With the continued decline of real estate market values, many homeowners are finding themselves locked into mortgages with outstanding loan balances greater than the property’s present value. This puts these homeowners in a precarious situation, with several unattractive options:
- The homeowner can make up the difference out of his or her pocket. Since the shortfall can involve tens or even hundreds of thousands of dollars, this is not a viable option for most transferees.
- The transferee can walk away from the property and let the lender foreclose, but this will ruin the homeowner’s credit, make it impossible to obtain a new mortgage and make it difficult to even rent a home.
- The “least bad” alternative, for sellers and properties that qualify, is often to persuade the lender to agree to a short sale. This means that the lender has agreed to accept less than the total due on the outstanding mortgage. The short sale will have an adverse effect on the transferee’s credit, but not to the extent a foreclosure would.

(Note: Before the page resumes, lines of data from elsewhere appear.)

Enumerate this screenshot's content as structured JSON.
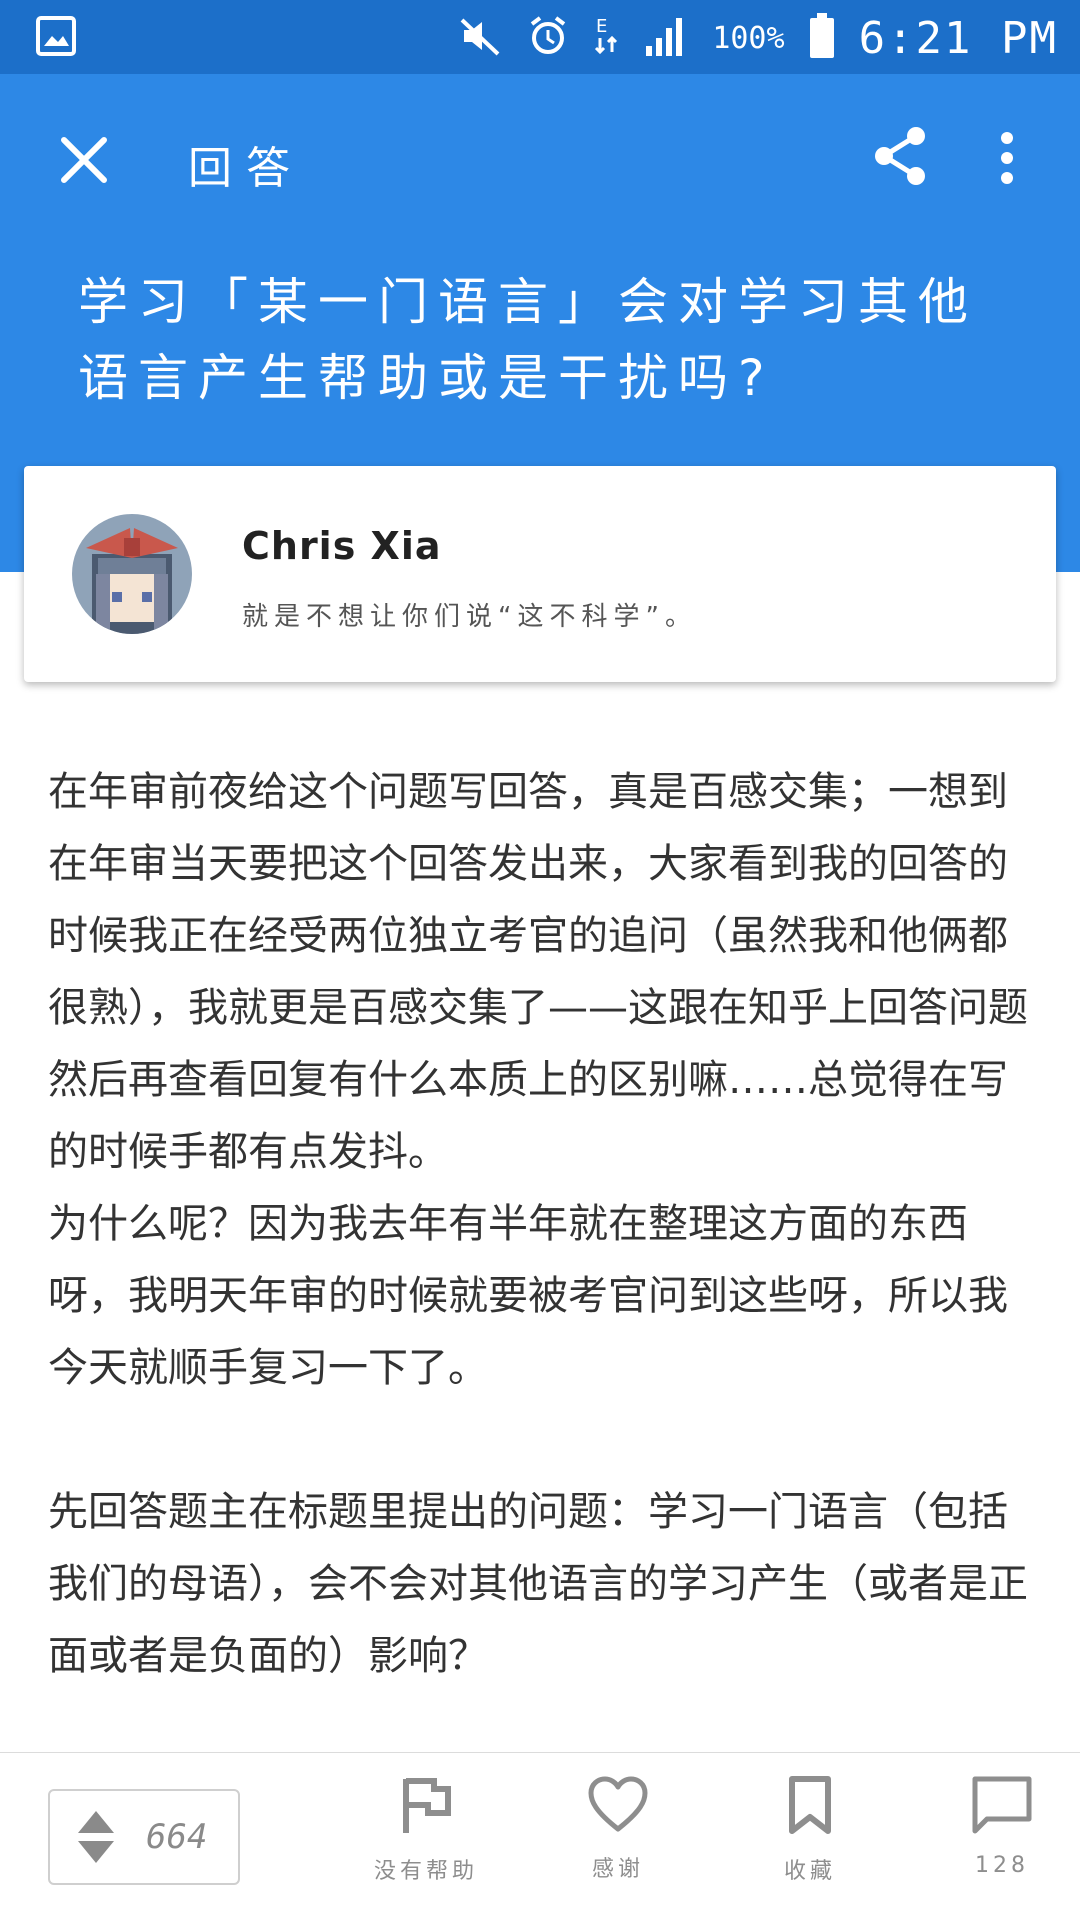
{
  "status_bar": {
    "battery": "100%",
    "time": "6:21 PM"
  },
  "toolbar": {
    "title": "回答"
  },
  "question": {
    "title": "学习「某一门语言」会对学习其他语言产生帮助或是干扰吗?"
  },
  "author": {
    "name": "Chris Xia",
    "bio": "就是不想让你们说“这不科学”。"
  },
  "answer": {
    "paragraphs": [
      "在年审前夜给这个问题写回答，真是百感交集；一想到在年审当天要把这个回答发出来，大家看到我的回答的时候我正在经受两位独立考官的追问（虽然我和他俩都很熟），我就更是百感交集了——这跟在知乎上回答问题然后再查看回复有什么本质上的区别嘛……总觉得在写的时候手都有点发抖。",
      "为什么呢？因为我去年有半年就在整理这方面的东西呀，我明天年审的时候就要被考官问到这些呀，所以我今天就顺手复习一下了。",
      "先回答题主在标题里提出的问题：学习一门语言（包括我们的母语），会不会对其他语言的学习产生（或者是正面或者是负面的）影响？"
    ]
  },
  "bottom_bar": {
    "vote_count": "664",
    "not_helpful_label": "没有帮助",
    "thanks_label": "感谢",
    "collect_label": "收藏",
    "comments_count": "128"
  },
  "colors": {
    "status_bar": "#1c6fc9",
    "header": "#2d88e6"
  }
}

Short sales from a corporate perspective
If your company has offered an employee a position in a location that requires relocation, a short sale may be the only option for the employee to successfully complete the move.
The short sale is negotiated among the buyer, seller and the mortgage lender around the relocation management company’s guaranteed buyout offer.
In our next blog, we’ll go over how TRC Global Mobility can work with your company and the transferee to navigate the short sale process.
Creative Commons Photo Attribution Prince of Wales, Cambridge Street, Birmingham – For Sale sign ell brown